Details of the exposure, such as how the exposure happened, what the total exposure was and the strength of the strain being used were not made available. It would be reasonable to assume that the exposure was relatively minor due to personal protective equipment being worn by the workers and built in safeguards such as ventilation filters designed into the laboratory itself. Since it was a medical research laboratory, it could be assumed that this particular strain was weapons grade or fairly close. What does this tell us about a possible attack?
Nine people required hospitalization after a brief exposure. What if this was extrapolated to be 90, 900 or 9000? How many jurisdictions could handle a sudden surge of 900 people requiring hospitalization? Local hospitals would quickly be overrun, not counting the usual emergencies that they see every day. Patients would have to be transported to surrounding hospitals, further straining an already overtaxed EMS system. This does not take into account the possible economic impact.
Those that inhale SEB may take as long as two weeks to partially recover, with another two weeks of persistent cough for a possible total recovery time of four weeks. If several hundred people are forced to stay home from work for four weeks, this will have a ripple effect across the jurisdiction in question, particularly if large numbers of emergency services — police, fire and EMS — workers are involved. Overtime will have to be paid to cover first responders who are out sick. This will tax already tight budgets. Businesses may be forced to close because they have no employees available to come to work. If health care workers — doctors, nurses, etc. — fall ill due to cross contamination, who will be available to care for the sick public? Hundreds of thousands of healthy people may be forced to stay home from work to care for injured family members, friends or loved ones.
The main goal of SEB is to incapacitate, not kill, as the mortality rate is only one to two percent. By incapacitating large numbers or people, even more resources are required to care of the sick ones. The principle is similar to the use of land mines on the battlefield. A soldier who has been killed can be left and buried at a later date. A soldier who has been injured requires two to four other soldiers to evacuate the injured soldier to the rear areas. It is the requirement for the additional resources that taxes the system.
SEB does not have the name recognition of anthrax, plague or smallpox but it is dangerous nonetheless. It does not have the mortality rate of a viral hemorrhagic fever or the hideous scarring of smallpox. It does however, have the ability to create chaos in the general public and overextend the capabilities of local first responders.
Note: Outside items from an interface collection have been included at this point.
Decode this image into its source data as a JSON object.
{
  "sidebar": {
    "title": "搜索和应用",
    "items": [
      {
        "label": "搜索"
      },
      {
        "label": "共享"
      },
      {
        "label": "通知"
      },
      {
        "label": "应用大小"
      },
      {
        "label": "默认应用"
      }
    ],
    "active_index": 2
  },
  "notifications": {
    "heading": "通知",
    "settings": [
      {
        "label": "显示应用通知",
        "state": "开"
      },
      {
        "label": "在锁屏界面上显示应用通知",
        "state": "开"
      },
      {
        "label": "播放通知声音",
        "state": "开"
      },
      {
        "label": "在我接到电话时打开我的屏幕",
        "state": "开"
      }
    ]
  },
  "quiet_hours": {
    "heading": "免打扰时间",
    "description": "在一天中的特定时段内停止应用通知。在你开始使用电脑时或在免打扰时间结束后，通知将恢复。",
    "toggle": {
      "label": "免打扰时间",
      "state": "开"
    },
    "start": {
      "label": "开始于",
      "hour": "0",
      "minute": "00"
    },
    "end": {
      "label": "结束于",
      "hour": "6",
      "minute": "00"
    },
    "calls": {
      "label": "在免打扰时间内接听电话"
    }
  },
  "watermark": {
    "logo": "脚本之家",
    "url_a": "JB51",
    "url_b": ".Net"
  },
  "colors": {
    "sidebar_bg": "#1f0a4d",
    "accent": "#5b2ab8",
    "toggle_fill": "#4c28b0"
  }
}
Its ability to cause short term economic difficulties makes it a viable agent for use in biological attack by a terrorist organization.
Mark Schmitt is Captain/Hazmat Specialist for the Greensboro Fire Department in Greensboro, N.C., and a veteran of over 20 years in the fire service. The majority of his career has been spent in special operations. He is a graduate of the National Fire Academy’s Executive Fire Officer Program and holds a Master of Public Administration in Emergency Management. Schmitt has taught numerous hazardous materials courses for the Greensboro Fire Department, local community colleges and the North Carolina Office of the State Fire Marshal in addition to serving on several hazardous materials related committees at the local and state level.